  2. 2 Black/White 04:36
  3. 3 Something Real 05:32
  4. 4 Tangent Tears 04:21
  5. 5 Uniform Of Youth 05:37
  6. 6 32 05:23
  7. 7 Don't Slow Down 05:27
  8. 8 Broken Wings 06:51
  9. 9 Welcome To The Real World 05:42
  10. 10 Into My Own Hands 07:50
  11. 11 Is It Love 03:45
  12. 12 Kyrie 06:34
  13. 13 Life Goes On 06:26
More Mr. Mister

Steve Farris - guitar
Steve George - keyboards, vocals
Pat Mastelotto - drums
Richard Page - bass, vocals

Mr. Mister began as a group of top LA studio musicians who had worked on and off together for several years before deciding to form a band themselves. Spearheaded by bassist/ vocalist Richard Page, and keyboardist Steve George, Mr. Mister embraced an earnest, adult contemporary rock sound. Page and George, who had worked and written for artists such as Michael Jackson, Quincy Jones, Donna Summer and Kenny Loggins, decided to first form the pop band Pages in 1982. They made two albums and had a few minor hits, but when they added guitarist Steve Farris and drummer Pat Mastelotto, they opted to regroup under the name "Mr. Mister."

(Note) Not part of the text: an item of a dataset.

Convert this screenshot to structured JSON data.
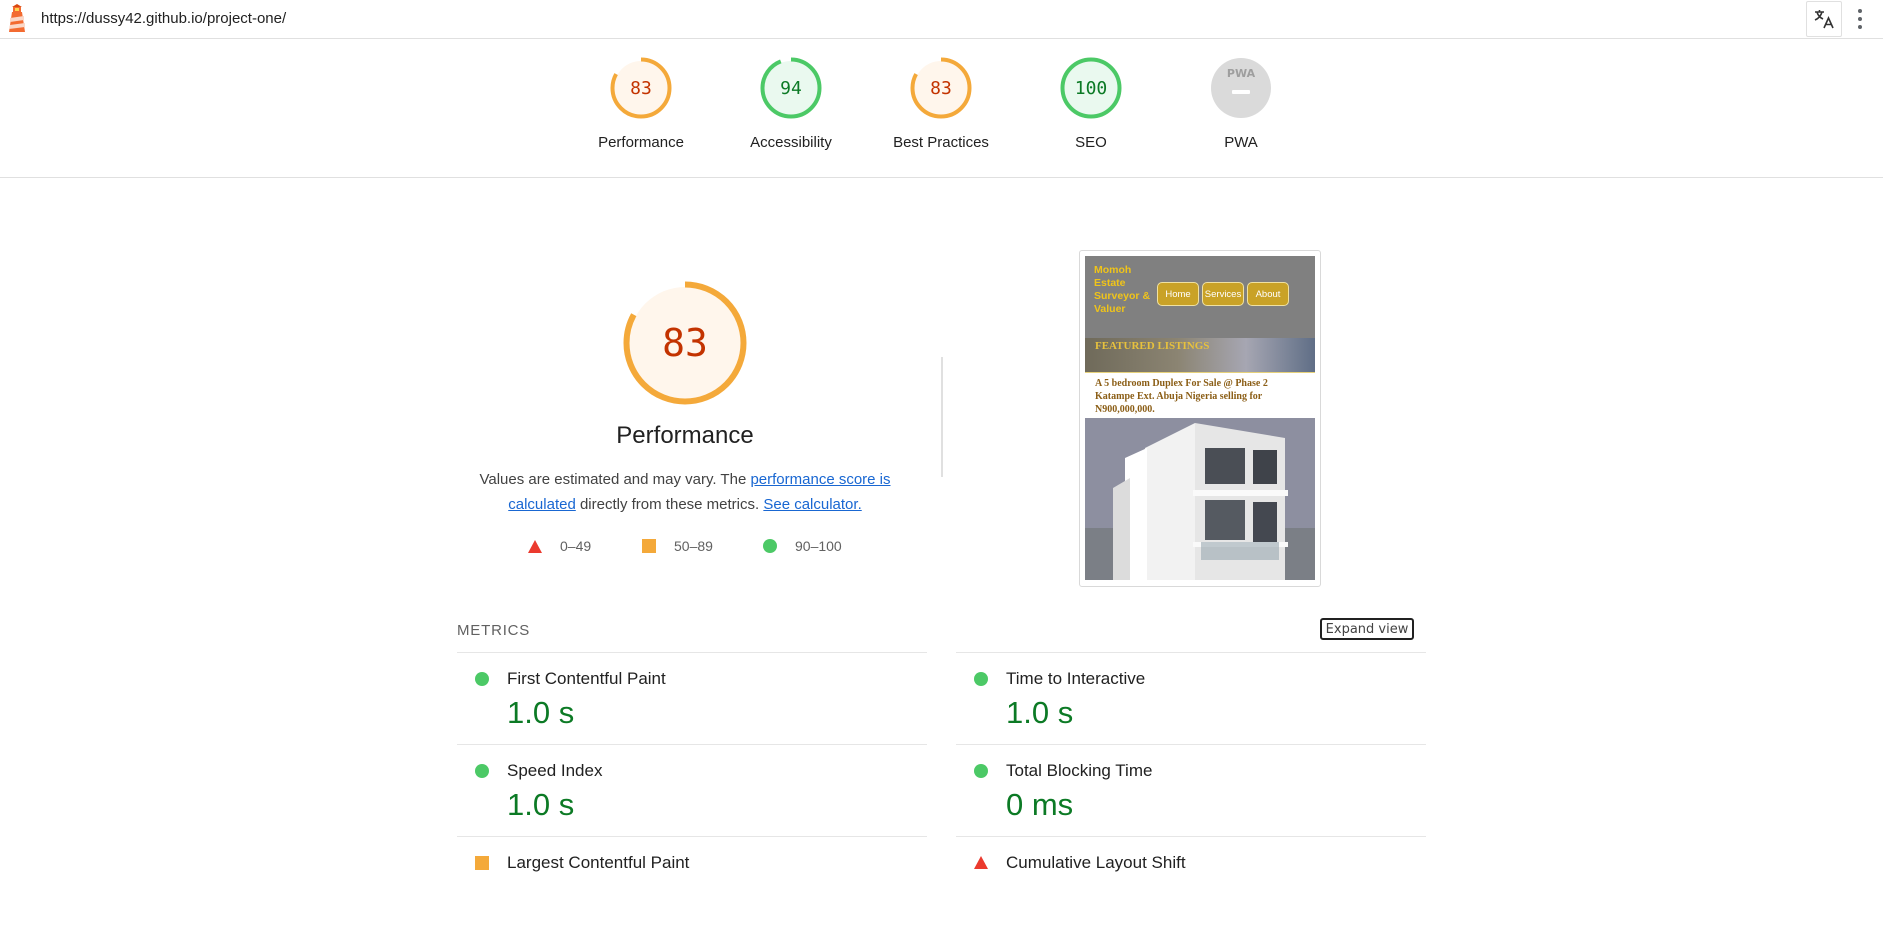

The first album, I Wear The Face, released in 1984, received critical raves but yielded no hits. The band almost broke up at that point, when Page was offered the lead vocalist spot in both Toto and Chicago. Luckily for Mr. Mister, he turned both offers down. The group returned to the studio and wrote and recorded Welcome To The Real World. That record would give the band three Top 10 hits: "Kyrie," "Is It Love," and the #1 worldwide hit, "Broken Wings." The success of Welcome To The Real World allowed for the band to tour with the likes of Don Henley, the Eurythmics, and Tina Turner.

This show, recorded for the King Biscuit Flower Hour, features nearly all the material from Welcome To The Real World including the aforementioned hit songs, and other LP favorites such as "Black / White" and "Uniform Of Youth." The band made one more LP, Go On, before falling out of favor with its MTV audience. The members recorded a fourth LP which was never released, and after splitting in 1986, they all returned to work in the studio and as support musicians for the likes of Madonna and Kenny Loggins. Drummer Pat Mastelotto joined the last version of King Crimson, where he remains an active member today.